→ **What you should do**: Filter the entries below, keeping only lines with "behaviour".
Provided entries section start
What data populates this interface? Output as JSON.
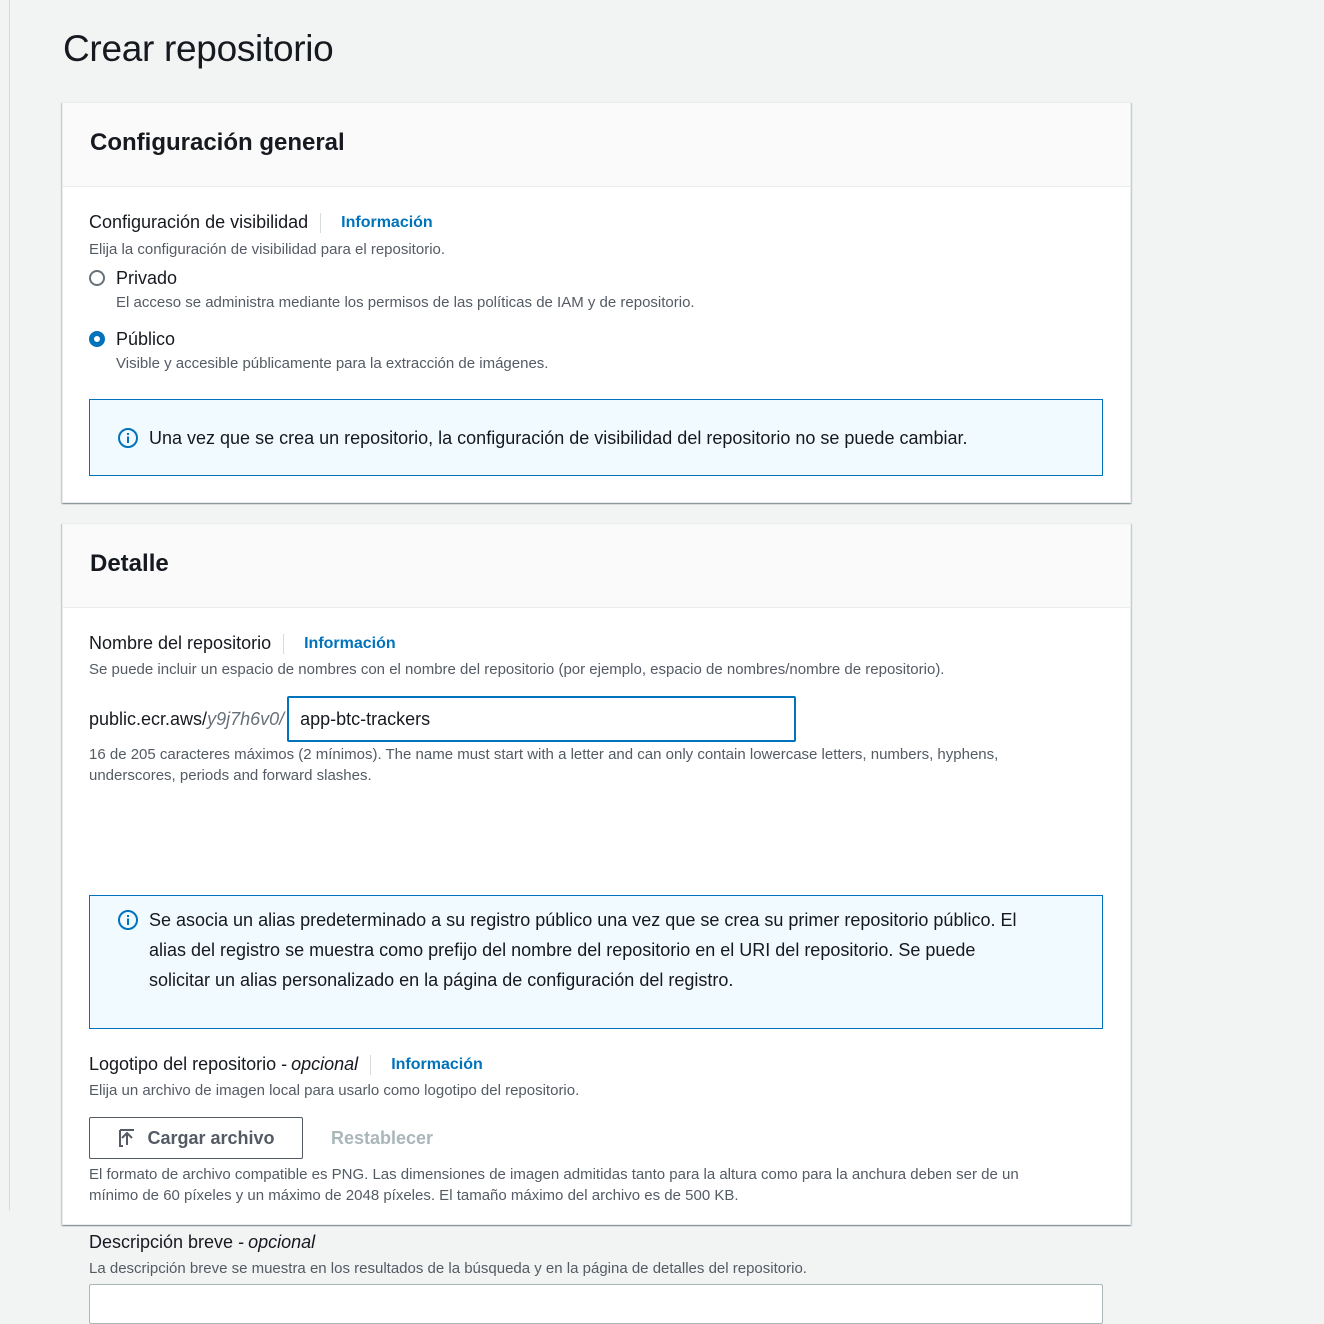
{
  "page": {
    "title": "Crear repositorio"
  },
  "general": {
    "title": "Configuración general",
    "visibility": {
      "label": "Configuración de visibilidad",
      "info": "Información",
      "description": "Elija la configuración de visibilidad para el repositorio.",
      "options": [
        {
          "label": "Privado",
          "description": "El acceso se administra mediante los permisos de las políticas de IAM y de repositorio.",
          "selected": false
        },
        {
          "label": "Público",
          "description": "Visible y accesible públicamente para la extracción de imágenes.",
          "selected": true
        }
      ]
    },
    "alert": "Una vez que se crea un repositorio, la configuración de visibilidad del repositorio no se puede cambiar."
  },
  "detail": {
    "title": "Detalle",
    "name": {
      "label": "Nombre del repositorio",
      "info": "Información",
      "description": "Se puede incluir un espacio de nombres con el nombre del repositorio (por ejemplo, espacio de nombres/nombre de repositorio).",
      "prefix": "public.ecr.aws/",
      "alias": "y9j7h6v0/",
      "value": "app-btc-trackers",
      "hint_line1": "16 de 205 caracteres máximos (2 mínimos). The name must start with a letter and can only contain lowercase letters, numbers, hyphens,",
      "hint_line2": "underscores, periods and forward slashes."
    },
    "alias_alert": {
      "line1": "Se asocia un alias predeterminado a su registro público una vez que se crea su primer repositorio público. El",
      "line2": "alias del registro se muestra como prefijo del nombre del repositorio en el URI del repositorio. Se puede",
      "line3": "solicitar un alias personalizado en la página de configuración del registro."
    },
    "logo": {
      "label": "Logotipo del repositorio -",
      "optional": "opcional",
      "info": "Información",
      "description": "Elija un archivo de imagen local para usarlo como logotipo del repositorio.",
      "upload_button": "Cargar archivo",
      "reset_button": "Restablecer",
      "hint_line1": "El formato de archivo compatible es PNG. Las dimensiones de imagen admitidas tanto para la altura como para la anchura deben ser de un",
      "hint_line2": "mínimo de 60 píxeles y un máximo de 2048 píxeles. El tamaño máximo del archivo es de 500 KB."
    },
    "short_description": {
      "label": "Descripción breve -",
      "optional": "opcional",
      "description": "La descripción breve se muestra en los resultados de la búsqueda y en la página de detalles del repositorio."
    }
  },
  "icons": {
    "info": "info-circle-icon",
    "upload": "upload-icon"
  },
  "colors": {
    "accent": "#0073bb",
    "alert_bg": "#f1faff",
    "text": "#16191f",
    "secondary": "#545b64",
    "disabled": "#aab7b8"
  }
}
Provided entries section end
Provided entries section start
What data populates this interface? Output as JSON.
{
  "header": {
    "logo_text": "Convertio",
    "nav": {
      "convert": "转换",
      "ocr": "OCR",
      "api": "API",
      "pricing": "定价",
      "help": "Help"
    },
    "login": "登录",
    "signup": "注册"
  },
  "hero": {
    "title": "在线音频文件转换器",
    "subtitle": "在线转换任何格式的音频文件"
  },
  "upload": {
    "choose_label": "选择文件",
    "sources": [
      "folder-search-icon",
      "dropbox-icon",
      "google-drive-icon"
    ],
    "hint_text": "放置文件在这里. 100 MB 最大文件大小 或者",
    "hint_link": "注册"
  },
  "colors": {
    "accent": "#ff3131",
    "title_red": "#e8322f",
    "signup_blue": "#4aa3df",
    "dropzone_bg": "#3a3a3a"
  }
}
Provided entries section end
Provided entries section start
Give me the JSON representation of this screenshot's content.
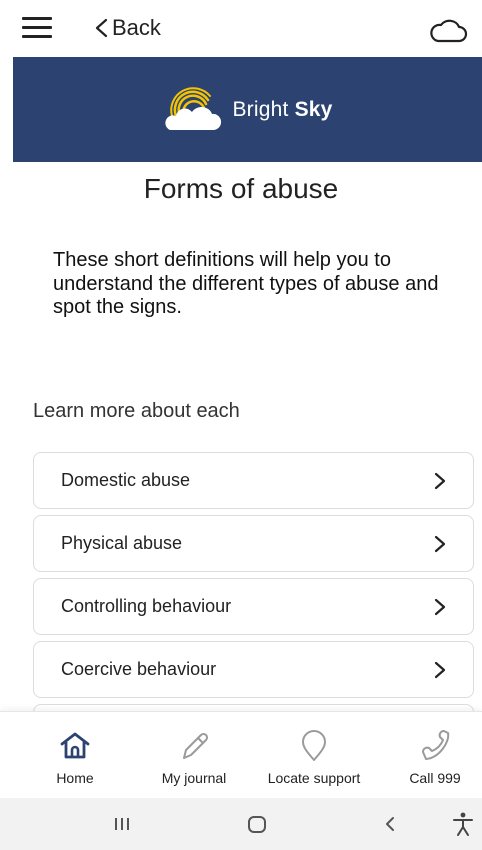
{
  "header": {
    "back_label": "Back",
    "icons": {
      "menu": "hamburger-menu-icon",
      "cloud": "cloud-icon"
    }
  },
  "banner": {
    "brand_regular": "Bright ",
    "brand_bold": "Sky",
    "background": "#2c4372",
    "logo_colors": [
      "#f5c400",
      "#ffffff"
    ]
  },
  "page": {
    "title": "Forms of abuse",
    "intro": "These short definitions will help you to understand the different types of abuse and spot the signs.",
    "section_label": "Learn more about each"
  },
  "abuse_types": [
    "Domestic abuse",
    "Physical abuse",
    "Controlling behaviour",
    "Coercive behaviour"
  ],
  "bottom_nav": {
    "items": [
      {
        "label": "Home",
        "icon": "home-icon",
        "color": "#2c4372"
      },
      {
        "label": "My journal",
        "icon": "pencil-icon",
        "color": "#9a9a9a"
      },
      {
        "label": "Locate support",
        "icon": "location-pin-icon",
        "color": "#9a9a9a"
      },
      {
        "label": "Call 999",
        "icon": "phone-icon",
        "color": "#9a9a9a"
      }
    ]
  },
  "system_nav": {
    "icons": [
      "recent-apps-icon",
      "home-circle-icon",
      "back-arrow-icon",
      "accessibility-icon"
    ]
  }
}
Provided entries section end
→ **Written reply**:
    "Controlling behaviour",
    "Coercive behaviour"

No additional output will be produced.